Assigned task
From the first line to the last, write out the data below exactly.

Provided records
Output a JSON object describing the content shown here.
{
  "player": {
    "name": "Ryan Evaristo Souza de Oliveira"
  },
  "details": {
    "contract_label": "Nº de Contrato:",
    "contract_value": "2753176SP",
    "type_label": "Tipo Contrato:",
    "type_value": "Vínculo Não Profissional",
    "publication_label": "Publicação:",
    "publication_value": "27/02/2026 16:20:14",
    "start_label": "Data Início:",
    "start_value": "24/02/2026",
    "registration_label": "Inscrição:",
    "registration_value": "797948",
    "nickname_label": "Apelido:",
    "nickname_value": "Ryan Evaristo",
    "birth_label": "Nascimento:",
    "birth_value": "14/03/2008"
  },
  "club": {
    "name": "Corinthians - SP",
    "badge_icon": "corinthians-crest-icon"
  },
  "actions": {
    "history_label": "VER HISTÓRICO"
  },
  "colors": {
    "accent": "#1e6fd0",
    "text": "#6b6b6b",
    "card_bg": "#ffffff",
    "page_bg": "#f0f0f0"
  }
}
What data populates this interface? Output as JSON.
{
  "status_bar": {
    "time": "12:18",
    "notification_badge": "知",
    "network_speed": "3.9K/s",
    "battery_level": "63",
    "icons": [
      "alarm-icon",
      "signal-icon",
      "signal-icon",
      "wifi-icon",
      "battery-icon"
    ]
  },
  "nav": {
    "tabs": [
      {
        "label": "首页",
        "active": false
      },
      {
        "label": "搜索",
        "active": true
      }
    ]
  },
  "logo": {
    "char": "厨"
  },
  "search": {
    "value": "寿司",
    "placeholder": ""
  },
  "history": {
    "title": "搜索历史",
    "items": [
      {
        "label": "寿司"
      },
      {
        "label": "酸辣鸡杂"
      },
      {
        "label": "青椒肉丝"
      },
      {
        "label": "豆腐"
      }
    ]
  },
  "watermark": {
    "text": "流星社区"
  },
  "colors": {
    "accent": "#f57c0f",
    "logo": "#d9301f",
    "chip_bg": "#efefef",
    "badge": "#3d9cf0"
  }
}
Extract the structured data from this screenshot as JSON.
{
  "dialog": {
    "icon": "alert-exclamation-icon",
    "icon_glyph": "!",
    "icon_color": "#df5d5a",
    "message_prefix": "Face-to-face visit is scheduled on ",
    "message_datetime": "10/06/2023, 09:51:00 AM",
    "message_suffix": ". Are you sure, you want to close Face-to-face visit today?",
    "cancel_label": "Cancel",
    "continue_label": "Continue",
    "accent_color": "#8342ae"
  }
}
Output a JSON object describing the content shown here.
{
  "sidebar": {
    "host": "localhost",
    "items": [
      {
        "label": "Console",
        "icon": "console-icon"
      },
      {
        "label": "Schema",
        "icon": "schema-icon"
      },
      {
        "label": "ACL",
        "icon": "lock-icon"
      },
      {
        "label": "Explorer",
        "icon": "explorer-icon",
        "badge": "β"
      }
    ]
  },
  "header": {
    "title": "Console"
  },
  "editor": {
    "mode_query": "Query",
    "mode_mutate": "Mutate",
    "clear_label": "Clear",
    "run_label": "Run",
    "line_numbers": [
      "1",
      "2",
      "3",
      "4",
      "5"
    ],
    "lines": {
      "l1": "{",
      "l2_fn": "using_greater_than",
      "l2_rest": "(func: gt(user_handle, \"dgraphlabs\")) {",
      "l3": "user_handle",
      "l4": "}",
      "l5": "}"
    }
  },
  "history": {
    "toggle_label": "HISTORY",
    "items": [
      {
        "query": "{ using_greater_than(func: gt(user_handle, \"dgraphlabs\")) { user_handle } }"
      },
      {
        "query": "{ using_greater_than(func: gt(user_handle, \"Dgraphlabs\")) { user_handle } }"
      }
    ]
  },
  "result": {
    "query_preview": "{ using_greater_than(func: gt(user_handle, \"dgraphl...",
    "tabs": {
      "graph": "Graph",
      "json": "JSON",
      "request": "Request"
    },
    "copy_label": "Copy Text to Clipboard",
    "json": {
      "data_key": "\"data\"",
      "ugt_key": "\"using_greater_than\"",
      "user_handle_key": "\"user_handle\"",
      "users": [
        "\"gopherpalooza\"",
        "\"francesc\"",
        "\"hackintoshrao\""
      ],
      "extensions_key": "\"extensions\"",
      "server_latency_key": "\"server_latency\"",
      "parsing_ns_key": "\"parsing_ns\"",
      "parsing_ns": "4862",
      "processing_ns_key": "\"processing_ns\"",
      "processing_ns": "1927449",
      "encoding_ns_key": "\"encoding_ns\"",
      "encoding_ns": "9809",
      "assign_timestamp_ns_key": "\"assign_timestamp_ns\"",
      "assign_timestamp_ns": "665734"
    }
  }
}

Solution
Output a JSON object describing the content shown here.
{
  "player": {
    "name": "Ryan Evaristo Souza de Oliveira"
  },
  "details": {
    "contract_label": "Nº de Contrato:",
    "contract_value": "2753176SP",
    "type_label": "Tipo Contrato:",
    "type_value": "Vínculo Não Profissional",
    "publication_label": "Publicação:",
    "publication_value": "27/02/2026 16:20:14",
    "start_label": "Data Início:",
    "start_value": "24/02/2026",
    "registration_label": "Inscrição:",
    "registration_value": "797948",
    "nickname_label": "Apelido:",
    "nickname_value": "Ryan Evaristo",
    "birth_label": "Nascimento:",
    "birth_value": "14/03/2008"
  },
  "club": {
    "name": "Corinthians - SP",
    "badge_icon": "corinthians-crest-icon"
  },
  "actions": {
    "history_label": "VER HISTÓRICO"
  },
  "colors": {
    "accent": "#1e6fd0",
    "text": "#6b6b6b",
    "card_bg": "#ffffff",
    "page_bg": "#f0f0f0"
  }
}
What data populates this interface? Output as JSON.
{
  "status_bar": {
    "time": "12:18",
    "notification_badge": "知",
    "network_speed": "3.9K/s",
    "battery_level": "63",
    "icons": [
      "alarm-icon",
      "signal-icon",
      "signal-icon",
      "wifi-icon",
      "battery-icon"
    ]
  },
  "nav": {
    "tabs": [
      {
        "label": "首页",
        "active": false
      },
      {
        "label": "搜索",
        "active": true
      }
    ]
  },
  "logo": {
    "char": "厨"
  },
  "search": {
    "value": "寿司",
    "placeholder": ""
  },
  "history": {
    "title": "搜索历史",
    "items": [
      {
        "label": "寿司"
      },
      {
        "label": "酸辣鸡杂"
      },
      {
        "label": "青椒肉丝"
      },
      {
        "label": "豆腐"
      }
    ]
  },
  "watermark": {
    "text": "流星社区"
  },
  "colors": {
    "accent": "#f57c0f",
    "logo": "#d9301f",
    "chip_bg": "#efefef",
    "badge": "#3d9cf0"
  }
}
Extract the structured data from this screenshot as JSON.
{
  "dialog": {
    "icon": "alert-exclamation-icon",
    "icon_glyph": "!",
    "icon_color": "#df5d5a",
    "message_prefix": "Face-to-face visit is scheduled on ",
    "message_datetime": "10/06/2023, 09:51:00 AM",
    "message_suffix": ". Are you sure, you want to close Face-to-face visit today?",
    "cancel_label": "Cancel",
    "continue_label": "Continue",
    "accent_color": "#8342ae"
  }
}
Output a JSON object describing the content shown here.
{
  "sidebar": {
    "host": "localhost",
    "items": [
      {
        "label": "Console",
        "icon": "console-icon"
      },
      {
        "label": "Schema",
        "icon": "schema-icon"
      },
      {
        "label": "ACL",
        "icon": "lock-icon"
      },
      {
        "label": "Explorer",
        "icon": "explorer-icon",
        "badge": "β"
      }
    ]
  },
  "header": {
    "title": "Console"
  },
  "editor": {
    "mode_query": "Query",
    "mode_mutate": "Mutate",
    "clear_label": "Clear",
    "run_label": "Run",
    "line_numbers": [
      "1",
      "2",
      "3",
      "4",
      "5"
    ],
    "lines": {
      "l1": "{",
      "l2_fn": "using_greater_than",
      "l2_rest": "(func: gt(user_handle, \"dgraphlabs\")) {",
      "l3": "user_handle",
      "l4": "}",
      "l5": "}"
    }
  },
  "history": {
    "toggle_label": "HISTORY",
    "items": [
      {
        "query": "{ using_greater_than(func: gt(user_handle, \"dgraphlabs\")) { user_handle } }"
      },
      {
        "query": "{ using_greater_than(func: gt(user_handle, \"Dgraphlabs\")) { user_handle } }"
      }
    ]
  },
  "result": {
    "query_preview": "{ using_greater_than(func: gt(user_handle, \"dgraphl...",
    "tabs": {
      "graph": "Graph",
      "json": "JSON",
      "request": "Request"
    },
    "copy_label": "Copy Text to Clipboard",
    "json": {
      "data_key": "\"data\"",
      "ugt_key": "\"using_greater_than\"",
      "user_handle_key": "\"user_handle\"",
      "users": [
        "\"gopherpalooza\"",
        "\"francesc\"",
        "\"hackintoshrao\""
      ],
      "extensions_key": "\"extensions\"",
      "server_latency_key": "\"server_latency\"",
      "parsing_ns_key": "\"parsing_ns\"",
      "parsing_ns": "4862",
      "processing_ns_key": "\"processing_ns\"",
      "processing_ns": "1927449",
      "encoding_ns_key": "\"encoding_ns\"",
      "encoding_ns": "9809",
      "assign_timestamp_ns_key": "\"assign_timestamp_ns\"",
      "assign_timestamp_ns": "665734"
    }
  }
}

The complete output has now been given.